High Risk Credit Card Processing & Fraud Prevention
Merchants are assigned either in the high risk or low risk category by credit card processors. Since most processors opt to do business with low-risk merchants because they’re not as risky, there aren’t a whole lot of merchant services that work with high risk merchants.
Why are merchants considered high risk?
Let’s back-up for a second and quickly explain why your business has been placed in the high risk category. In most cases, it’s because of the following characteristics;
- Excessive chargebacks.
- Little or no credit card processing history.
- Bad credit history
- Recurring payments acceptance.
- Customers in countries that are associated with high levels of fraud.
- Multiple currency acceptance.
- Average monthly sales volume is more than than $20,000.
- Many credit card transactions are greater than $500.
- Seasonal or sporadic sales patterns.
- In an industry known for having a high returns or chargebacks.
Even how you process payments and sales methods can determine whether your business is considered high risk or not. For example, if you run a brick-and-mortar with an EMV terminal, the chances of fraud occurring are minimal because the customer’s card has to be present. And, since the customer is present, they can dispute any charges in-person before they’re card is charged.
What if you run an eCommerce site or involved in an industry that has been deemed risky? Here’s how you can still process credit cards securely in order to prevent any instances of fraud.
Find a high risk credit card processor and play by their rules.
As mentioned above, there are credit card processors that work with high risk merchants. Some of the better known examples are Payline Data, Durango Merchant Services, eMerchantBroker.com, and Soar Payments. Not only do these companies process credit card payments for high risk merchants, they also work with you to get your account set-up quickly and minimize your chargebacks.
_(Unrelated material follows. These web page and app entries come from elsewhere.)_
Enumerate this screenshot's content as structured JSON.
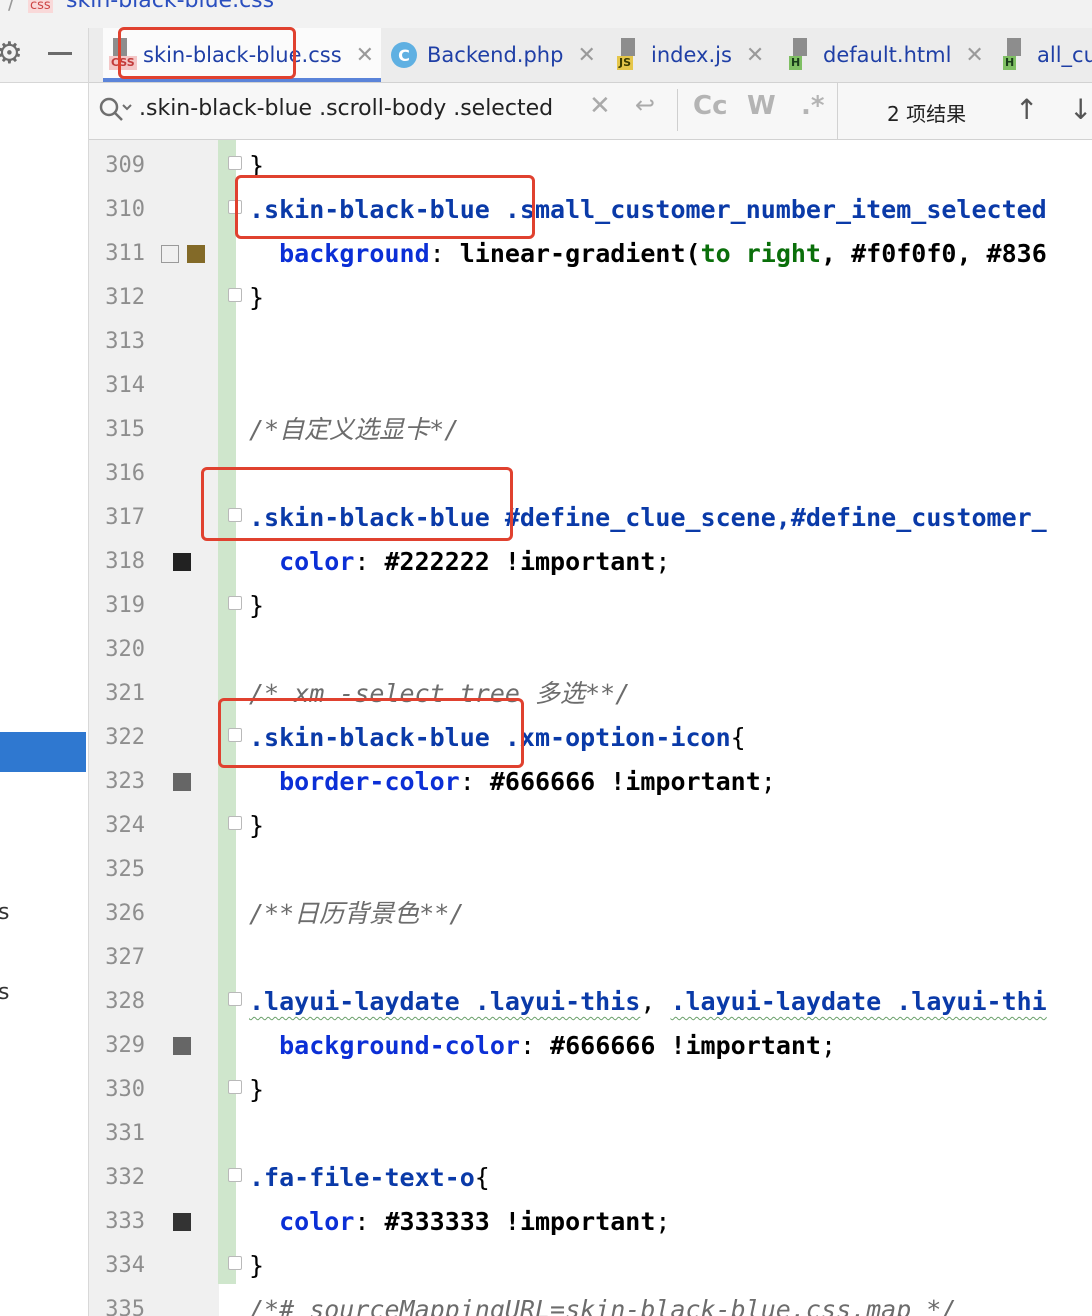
{
  "breadcrumb": {
    "slash": "/",
    "badge": "css",
    "path": "skin-black-blue.css"
  },
  "left_panel": {
    "fragment_1": "s",
    "fragment_2": "s"
  },
  "tabs": [
    {
      "name": "skin-black-blue.css",
      "icon": "css-file-icon",
      "active": true
    },
    {
      "name": "Backend.php",
      "icon": "php-class-icon",
      "active": false
    },
    {
      "name": "index.js",
      "icon": "js-file-icon",
      "active": false
    },
    {
      "name": "default.html",
      "icon": "html-file-icon",
      "active": false
    },
    {
      "name": "all_cu",
      "icon": "html-file-icon",
      "active": false
    }
  ],
  "search": {
    "query": ".skin-black-blue .scroll-body .selected",
    "match_case": "Cc",
    "whole_word": "W",
    "regex": ".*",
    "result_count": "2 项结果"
  },
  "code": {
    "line_numbers": [
      "309",
      "310",
      "311",
      "312",
      "313",
      "314",
      "315",
      "316",
      "317",
      "318",
      "319",
      "320",
      "321",
      "322",
      "323",
      "324",
      "325",
      "326",
      "327",
      "328",
      "329",
      "330",
      "331",
      "332",
      "333",
      "334",
      "335"
    ],
    "l309": "}",
    "l310_sel": ".skin-black-blue",
    "l310_rest": " .small_customer_number_item_selected",
    "l311_prop": "background",
    "l311_fn": "linear-gradient(",
    "l311_kw": "to right",
    "l311_vals": ", #f0f0f0, #836",
    "l312": "}",
    "l315_cmt": "/*自定义选显卡*/",
    "l317_sel": ".skin-black-blue",
    "l317_rest": " #define_clue_scene,#define_customer_",
    "l318_prop": "color",
    "l318_val": "#222222 !important",
    "l319": "}",
    "l321_cmt": "/* xm -select tree 多选**/",
    "l322_sel": ".skin-black-blue",
    "l322_rest": " .xm-option-icon",
    "l322_brace": "{",
    "l323_prop": "border-color",
    "l323_val": "#666666 !important",
    "l324": "}",
    "l326_cmt": "/**日历背景色**/",
    "l328_a": ".layui-laydate",
    "l328_b": " .layui-this",
    "l328_c": ", ",
    "l328_d": ".layui-laydate",
    "l328_e": " .layui-thi",
    "l329_prop": "background-color",
    "l329_val": "#666666 !important",
    "l330": "}",
    "l332_sel": ".fa-file-text-o",
    "l332_brace": "{",
    "l333_prop": "color",
    "l333_val": "#333333 !important",
    "l334": "}",
    "l335_cmt": "/*# sourceMappingURL=skin-black-blue.css.map */"
  },
  "colors": {
    "swatch_311": "#836a28",
    "swatch_318": "#222222",
    "swatch_323": "#666666",
    "swatch_329": "#666666",
    "swatch_333": "#333333",
    "annotation": "#e0412f"
  }
}
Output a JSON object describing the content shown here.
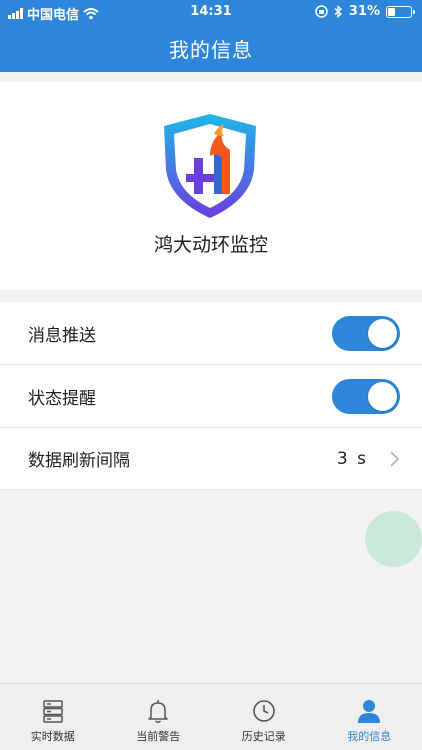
{
  "status_bar": {
    "carrier": "中国电信",
    "time": "14:31",
    "battery": "31%",
    "battery_level": 0.31
  },
  "nav": {
    "title": "我的信息"
  },
  "brand": {
    "app_name": "鸿大动环监控"
  },
  "settings": [
    {
      "label": "消息推送",
      "type": "toggle",
      "on": true
    },
    {
      "label": "状态提醒",
      "type": "toggle",
      "on": true
    },
    {
      "label": "数据刷新间隔",
      "type": "value",
      "value": "3 s"
    }
  ],
  "tabs": [
    {
      "label": "实时数据",
      "icon": "server-icon",
      "active": false
    },
    {
      "label": "当前警告",
      "icon": "bell-icon",
      "active": false
    },
    {
      "label": "历史记录",
      "icon": "clock-icon",
      "active": false
    },
    {
      "label": "我的信息",
      "icon": "user-icon",
      "active": true
    }
  ],
  "colors": {
    "accent": "#2d86d9",
    "logo_gradient": [
      "#1fb8e8",
      "#6a3ee0"
    ],
    "logo_orange": "#f05a1e"
  }
}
Do your homework and find a trustworthy high risk processor that fits your specific business needs and then, as Terry Jepson writes in an Auhorize.net article, “Follow the procedures recommended by your payment processor and the credit card companies. You can lose your merchant account for failing to follow their rules.”
Jepson adds, “If a merchant suspects a fraudulent order, contact the registration service, so they can cut reduce the total number of chargebacks. Registration services with a large number of chargebacks will likely be charged higher services fees, which will be passed on to merchants.
Everyone wins when the registration service, the card issuing bank, and the card holder are notified of a fraudulent or suspected fraudulent order.”
Speaking of chargebacks, which is simply returning funds to a customer due to examples like unauthorized transactions, you can minimize these cases of fraud by;
- Address Verification System (AVS) where the cardholder’s address and zip code matches the information at the card-issuing bank. This prevents employee fraud since each transaction can be matched.
- Card Verification Methods (CVM) like the three or four digits that are found on the back of the card.
- Payer authentication programs that require customers to enter a password.
- Real-time authorization where the card information is sent for immediate approval.
- Keeping a database of any fraud attempts, problem customers, chargebacks, and customers receiving refunds.
- Checking to make sure that the customer is an actual person, such as making sure email addresses are properly formatted or the mailing address is legit.
- Not shipping any order until it’s been authorized and verified by the card-issuing bank.
- Use temporary activation codes if customers are downloading software.
Limit failed transactions.
There are a number of fraudsters who will purchase a large amount credit cards in order to use them on eCommerce sites. While that can be troublesome for businesses, the good news is that these nefarious individuals don’t have all of the cardholder’s information, such as their zip or CVV code.
That doesn’t mean that they’ll give-up that easily. They’ll keep trying to guess or figure out this information until they get it right.
On your end, you should limit the amount of failed transactions that go through your payment gateway. It’s the norm to set the number at two to three failed attempts.
Flag large transactions.
Let’s be honest. Chargebacks and fraudulent transactions are always bad, no matter how large or small the transaction size. Larger transactions, however, can be particularly detrimental for small businesses because they have higher underlying costs. That means that the business will have to shell out more money for refunds. Fraudsters generally also attempt process larger transactions before the card gets blocked.
To protect yourself, limit the amount of larger transactions that you process either by the percentage of your average ticket or flat-dollar amount and always manually review transactions that have flagged. If anything looks suspicious, call the customer immediately to verify that transaction.
Follow basic security measures.
Sometimes the best way to protect both you and your customers is by reducing risky behavior like:
- Leaving smartphones and tablets unlocked and unattended in public spaces.
- Throwing away bank and credit card statements in the trash without shredding them or not using two-factor verification for online statements.
- Emailing sensitive information.
- Keeping your PIN in your pocket.
- Using strong passwords and not keeping your software updated.
- Educating yourself and employees on the ways that you can get scammed online.